Malware isn’t the only thing to worry about when it comes to file sharing. Many servers have NSFW (not suitable for work) sections. I haven’t entered into these channels myself, but I imagine some unsavoury things are happening in them. And what would I need to do to see the “adult content” in these channels? Just tell Discord I’m over 18, of course. Where’s that age verification when you need it…
But wait, there’s more…
We’ve written before about cyber threats to the online gaming industry, and Discord is no different in that respect. Discord is a legitimate platform being exploited by criminals for illegitimate purposes. After a quick online search, I found a YouTube video that shows the viewer how to use a Discord server as a command-and-control (C2) server. I also found this GitHub entry explaining the same thing. Although this GitHub author says they just wanted to “mess around,” they also point out that with more time, they “would use this as an initial dropper then upgrade my shell via injection.” In the wrong hands, Discord users could see their servers being used to perpetuate cyber threat campaigns without their knowledge.
Cybercriminals are abusing the core features of Discord to spread different types of malware. Remember I said you can share files via Discord? Well, those files are stored in Discord Content Delivery Network (CDN). Researchers identified that cybercriminals are abusing the CDN “by creating channels with the sole purpose of delivering…malicious files”. In 2020, Discord had 300 million registered users. Distributing malware through a platform of this size is a sure-fire way of causing mass devastation. Threat actors use these malicious files to capture information about the users and their devices and to download and execute more malicious files.
Tell us there’s some good news!
There is good news. Discord’s Trust and Safety team is aware of the presence of criminal servers and is acting to stop them. The team is sending out email warnings like the one below to encourage users to leave servers they have identified as allowing or facilitating harmful activities relating to cybercrime.

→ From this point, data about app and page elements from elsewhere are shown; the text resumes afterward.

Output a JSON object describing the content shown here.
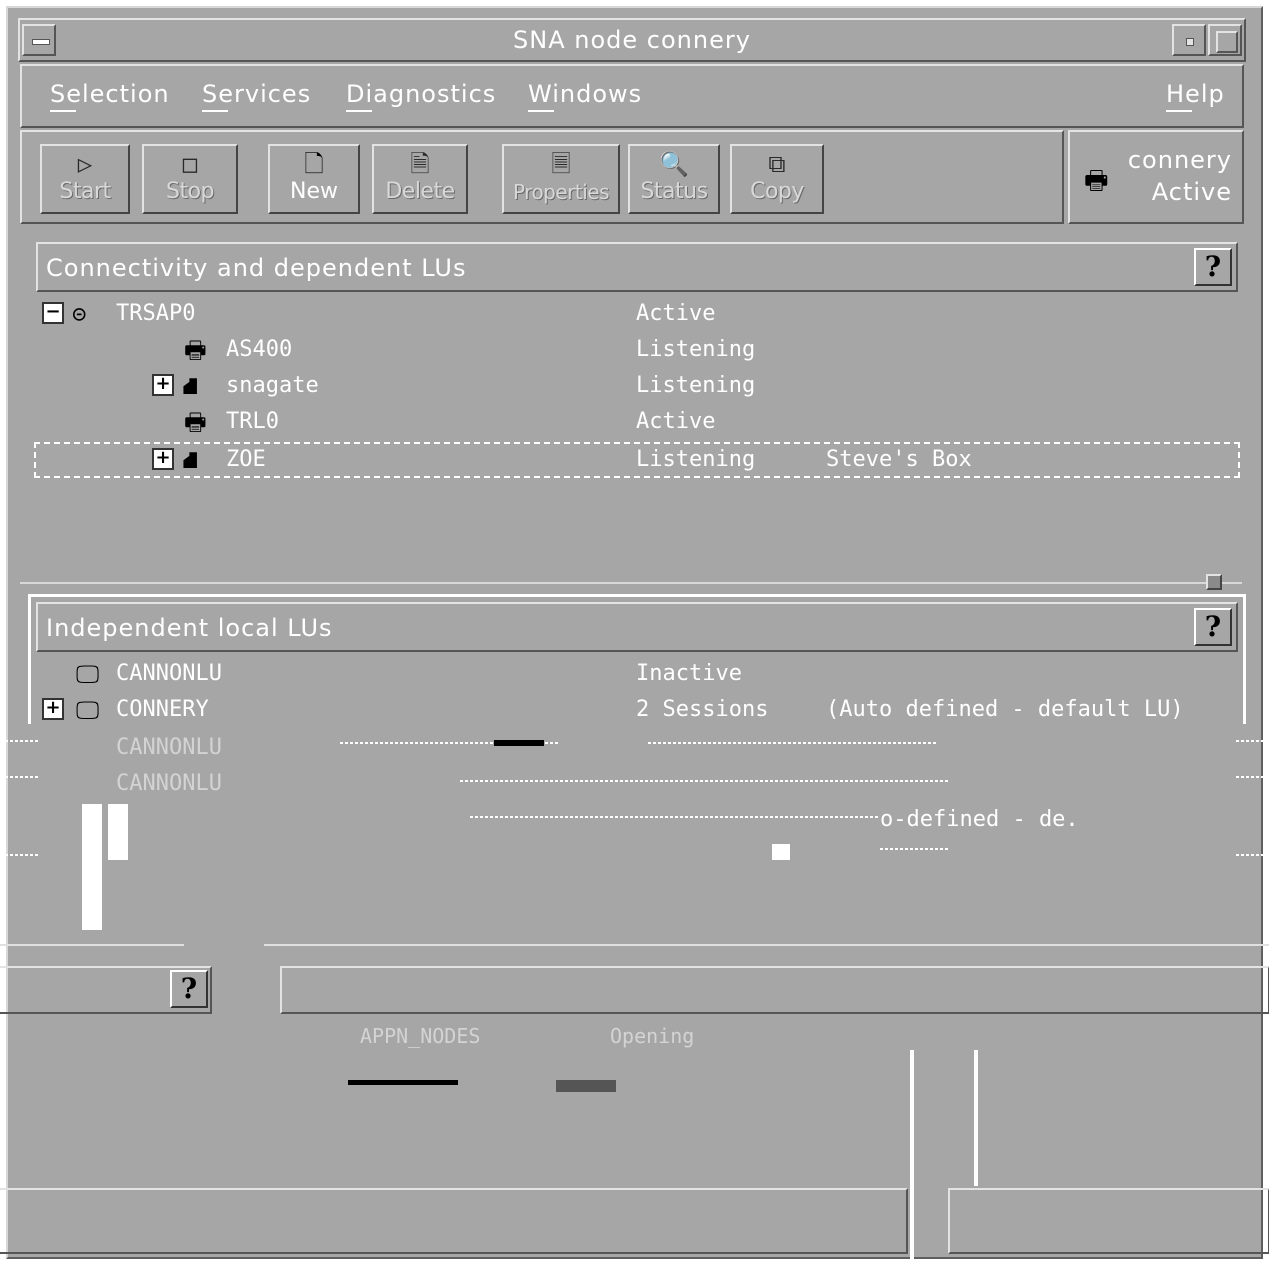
{
  "window": {
    "title": "SNA node connery",
    "sysmenu_icon": "dash-icon",
    "minimize_icon": "minimize-icon",
    "maximize_icon": "maximize-icon"
  },
  "menubar": {
    "items": [
      "Selection",
      "Services",
      "Diagnostics",
      "Windows"
    ],
    "help": "Help"
  },
  "toolbar": {
    "buttons": [
      {
        "label": "Start",
        "icon": "play-icon",
        "enabled": false
      },
      {
        "label": "Stop",
        "icon": "stop-icon",
        "enabled": false
      },
      {
        "label": "New",
        "icon": "new-document-icon",
        "enabled": true
      },
      {
        "label": "Delete",
        "icon": "delete-document-icon",
        "enabled": false
      },
      {
        "label": "Properties",
        "icon": "properties-icon",
        "enabled": false
      },
      {
        "label": "Status",
        "icon": "status-icon",
        "enabled": false
      },
      {
        "label": "Copy",
        "icon": "copy-icon",
        "enabled": false
      }
    ]
  },
  "node": {
    "name": "connery",
    "status": "Active",
    "icon": "computer-node-icon"
  },
  "connectivity": {
    "title": "Connectivity and dependent LUs",
    "help_icon": "help-question-icon",
    "rows": [
      {
        "name": "TRSAP0",
        "status": "Active",
        "description": "",
        "icon": "port-icon",
        "expander": "−"
      },
      {
        "name": "AS400",
        "status": "Listening",
        "description": "",
        "icon": "host-link-icon",
        "expander": ""
      },
      {
        "name": "snagate",
        "status": "Listening",
        "description": "",
        "icon": "gateway-icon",
        "expander": "+"
      },
      {
        "name": "TRL0",
        "status": "Active",
        "description": "",
        "icon": "host-link-icon",
        "expander": ""
      },
      {
        "name": "ZOE",
        "status": "Listening",
        "description": "Steve's Box",
        "icon": "gateway-icon",
        "expander": "+"
      }
    ]
  },
  "independent": {
    "title": "Independent local LUs",
    "help_icon": "help-question-icon",
    "rows": [
      {
        "name": "CANNONLU",
        "status": "Inactive",
        "description": "",
        "icon": "terminal-icon",
        "expander": ""
      },
      {
        "name": "CONNERY",
        "status": "2 Sessions",
        "description": "(Auto defined - default LU)",
        "icon": "terminal-icon",
        "expander": "+"
      }
    ]
  },
  "glitch": {
    "row1": "CANNONLU",
    "row2": "CANNONLU",
    "fragment1": "o-defined - de.",
    "fragment2": "APPN_NODES",
    "fragment3": "Opening",
    "help_icon": "help-question-icon"
  }
}
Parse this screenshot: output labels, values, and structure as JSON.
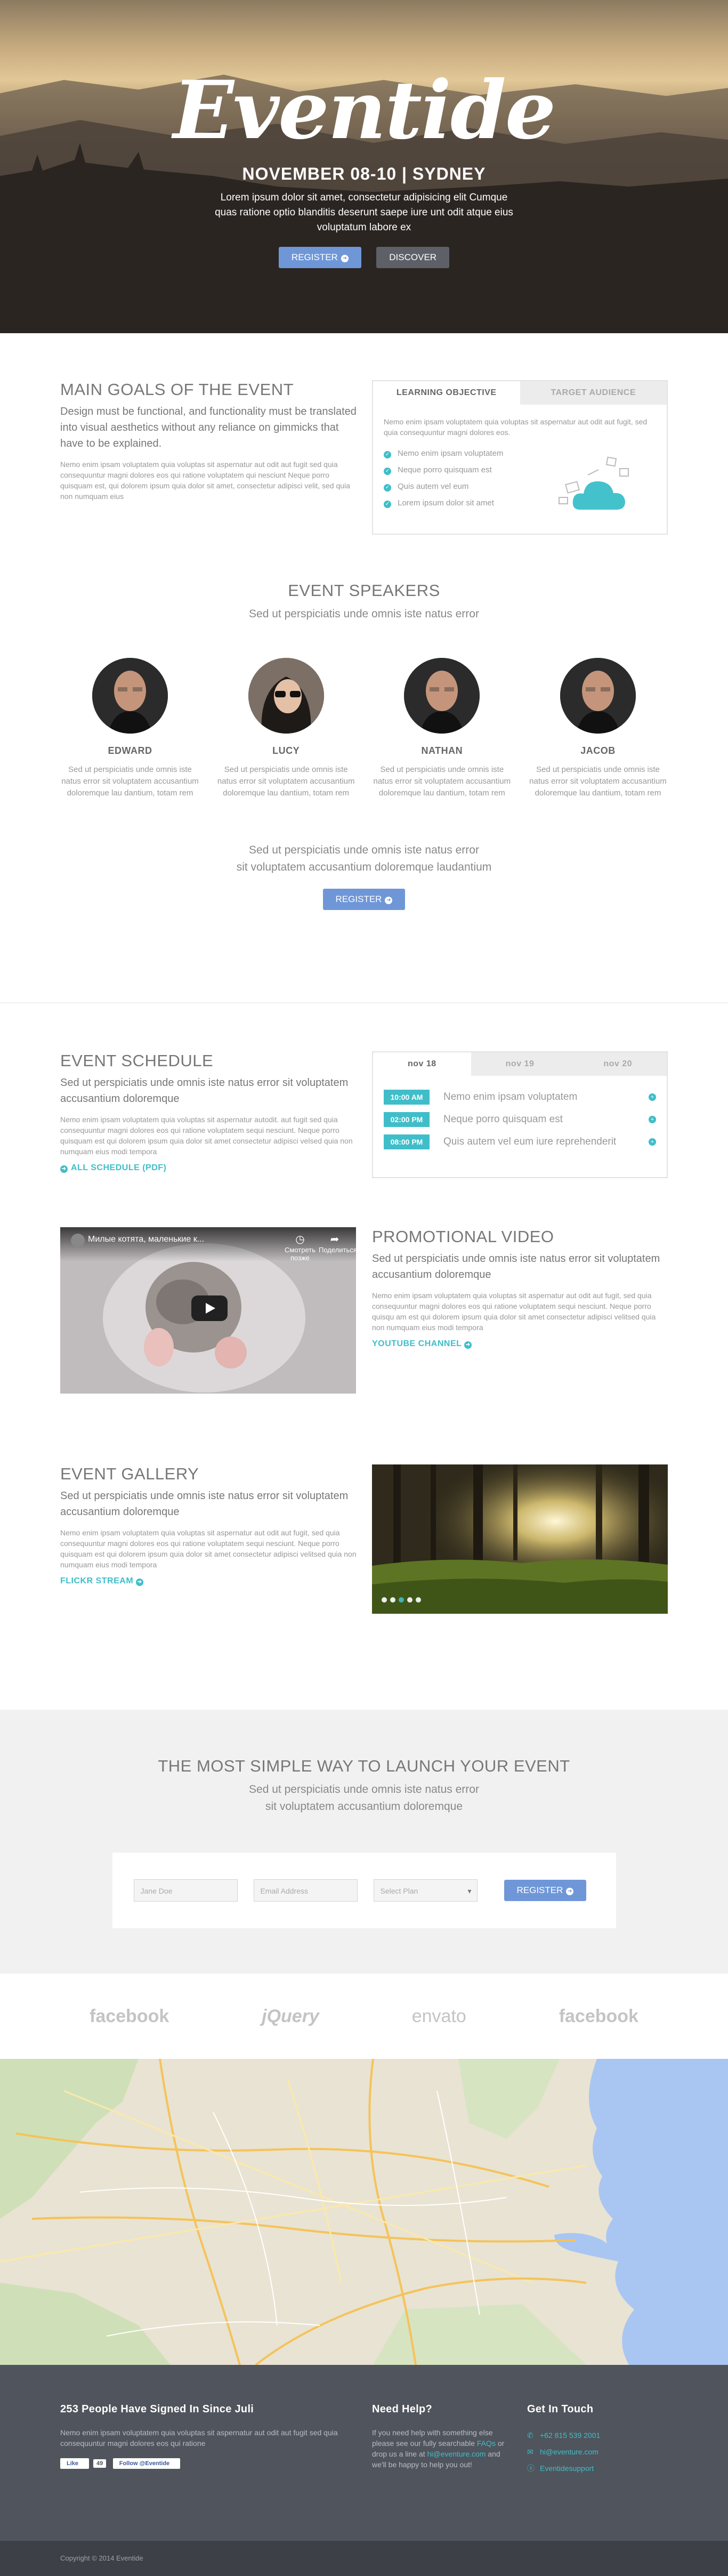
{
  "hero": {
    "logo": "Eventide",
    "date": "NOVEMBER 08-10 | SYDNEY",
    "lede": "Lorem ipsum dolor sit amet, consectetur adipisicing elit Cumque quas ratione optio blanditis deserunt saepe iure unt odit atque eius voluptatum labore ex",
    "register_label": "REGISTER",
    "discover_label": "DISCOVER"
  },
  "goals": {
    "title": "MAIN GOALS OF THE EVENT",
    "subtitle": "Design must be functional, and functionality must be translated into visual aesthetics without any reliance on gimmicks that have to be explained.",
    "body": "Nemo enim ipsam voluptatem quia voluptas sit aspernatur aut odit aut fugit sed quia consequuntur magni dolores eos qui ratione voluptatem qui nesciunt Neque porro quisquam est, qui dolorem ipsum quia dolor sit amet, consectetur adipisci velit, sed quia non numquam eius",
    "tabs": [
      {
        "label": "LEARNING OBJECTIVE"
      },
      {
        "label": "TARGET AUDIENCE"
      }
    ],
    "objective_text": "Nemo enim ipsam voluptatem quia voluptas sit aspernatur aut odit aut fugit, sed quia consequuntur magni dolores eos.",
    "objective_items": [
      "Nemo enim ipsam voluptatem",
      "Neque porro quisquam est",
      "Quis autem vel eum",
      "Lorem ipsum dolor sit amet"
    ]
  },
  "speakers": {
    "title": "EVENT SPEAKERS",
    "subtitle": "Sed ut perspiciatis unde omnis iste natus error",
    "people": [
      {
        "name": "EDWARD",
        "bio": "Sed ut perspiciatis unde omnis iste natus error sit voluptatem accusantium doloremque lau dantium, totam rem"
      },
      {
        "name": "LUCY",
        "bio": "Sed ut perspiciatis unde omnis iste natus error sit voluptatem accusantium doloremque lau dantium, totam rem"
      },
      {
        "name": "NATHAN",
        "bio": "Sed ut perspiciatis unde omnis iste natus error sit voluptatem accusantium doloremque lau dantium, totam rem"
      },
      {
        "name": "JACOB",
        "bio": "Sed ut perspiciatis unde omnis iste natus error sit voluptatem accusantium doloremque lau dantium, totam rem"
      }
    ],
    "join_line1": "Sed ut perspiciatis unde omnis iste natus error",
    "join_line2": "sit voluptatem accusantium doloremque laudantium",
    "register_label": "REGISTER"
  },
  "schedule": {
    "title": "EVENT SCHEDULE",
    "subtitle": "Sed ut perspiciatis unde omnis iste natus error sit voluptatem accusantium doloremque",
    "body": "Nemo enim ipsam voluptatem quia voluptas sit aspernatur autodit. aut fugit sed quia consequuntur magni dolores eos qui ratione voluptatem sequi nesciunt. Neque porro quisquam est qui dolorem ipsum quia dolor sit amet consectetur adipisci velsed quia non numquam eius modi tempora",
    "link": "ALL SCHEDULE (PDF)",
    "days": [
      {
        "label": "nov 18"
      },
      {
        "label": "nov 19"
      },
      {
        "label": "nov 20"
      }
    ],
    "items": [
      {
        "time": "10:00 AM",
        "title": "Nemo enim ipsam voluptatem"
      },
      {
        "time": "02:00 PM",
        "title": "Neque porro quisquam est"
      },
      {
        "time": "08:00 PM",
        "title": "Quis autem vel eum iure reprehenderit"
      }
    ]
  },
  "video": {
    "player_title": "Милые котята, маленькие к...",
    "watch_later": "Смотреть позже",
    "share": "Поделиться",
    "title": "PROMOTIONAL VIDEO",
    "subtitle": "Sed ut perspiciatis unde omnis iste natus error sit voluptatem accusantium doloremque",
    "body": "Nemo enim ipsam voluptatem quia voluptas sit aspernatur aut odit aut fugit, sed quia consequuntur magni dolores eos qui ratione voluptatem sequi nesciunt. Neque porro quisqu am est qui dolorem ipsum quia dolor sit amet consectetur adipisci velitsed quia non numquam eius modi tempora",
    "link": "YOUTUBE CHANNEL"
  },
  "gallery": {
    "title": "EVENT GALLERY",
    "subtitle": "Sed ut perspiciatis unde omnis iste natus error sit voluptatem accusantium doloremque",
    "body": "Nemo enim ipsam voluptatem quia voluptas sit aspernatur aut odit aut fugit, sed quia consequuntur magni dolores eos qui ratione voluptatem sequi nesciunt. Neque porro quisquam est qui dolorem ipsum quia dolor sit amet consectetur adipisci velitsed quia non numquam eius modi tempora",
    "link": "FLICKR STREAM"
  },
  "register": {
    "title": "THE MOST SIMPLE WAY TO LAUNCH YOUR EVENT",
    "line1": "Sed ut perspiciatis unde omnis iste natus error",
    "line2": "sit voluptatem accusantium doloremque",
    "name_placeholder": "Jane Doe",
    "email_placeholder": "Email Address",
    "plan_placeholder": "Select Plan",
    "submit_label": "REGISTER"
  },
  "partners": [
    "facebook",
    "jQuery",
    "envato",
    "facebook"
  ],
  "footer": {
    "signed_title": "253 People Have Signed In Since Juli",
    "signed_text": "Nemo enim ipsam voluptatem quia voluptas sit aspernatur aut odit aut fugit sed quia consequuntur magni dolores eos qui ratione",
    "like_label": "Like",
    "like_count": "49",
    "follow_label": "Follow @Eventide",
    "help_title": "Need Help?",
    "help_text1": "If you need help with something else please see our fully searchable",
    "help_faq": "FAQs",
    "help_text2": "or drop us a line at",
    "help_email": "hi@eventure.com",
    "help_text3": "and we'll be happy to help you out!",
    "contact_title": "Get In Touch",
    "phone": "+62 815 539 2001",
    "email": "hi@eventure.com",
    "skype": "Eventidesupport",
    "copyright": "Copyright © 2014 Eventide"
  },
  "colors": {
    "accent_teal": "#3fbec9",
    "button_blue": "#6f97d8",
    "footer_bg": "#50545c"
  }
}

These warnings indicate that individual users will face the consequences for being a member of a criminal server. Still, there’s nothing about what they are doing about the server itself. Presumably, its owners are also getting a strongly worded email asking them to take down the server before Discord T&S does. One can only hope.
Discord has also made its registration process more rigorous, requiring verification through email and phone in many cases. There’s also an arduous Captcha verification process to get through to prove you’re human and stop the proliferation of unwanted bots throughout the platform. Still no sign of age verification, though.
If you’re interested in finding out more about how cybercriminals weaponize social media, why not take a seven day test drive of SearchLight (now ReliaQuest’s GreyMatter Digital Risk Protection) here, or sign up for a demo.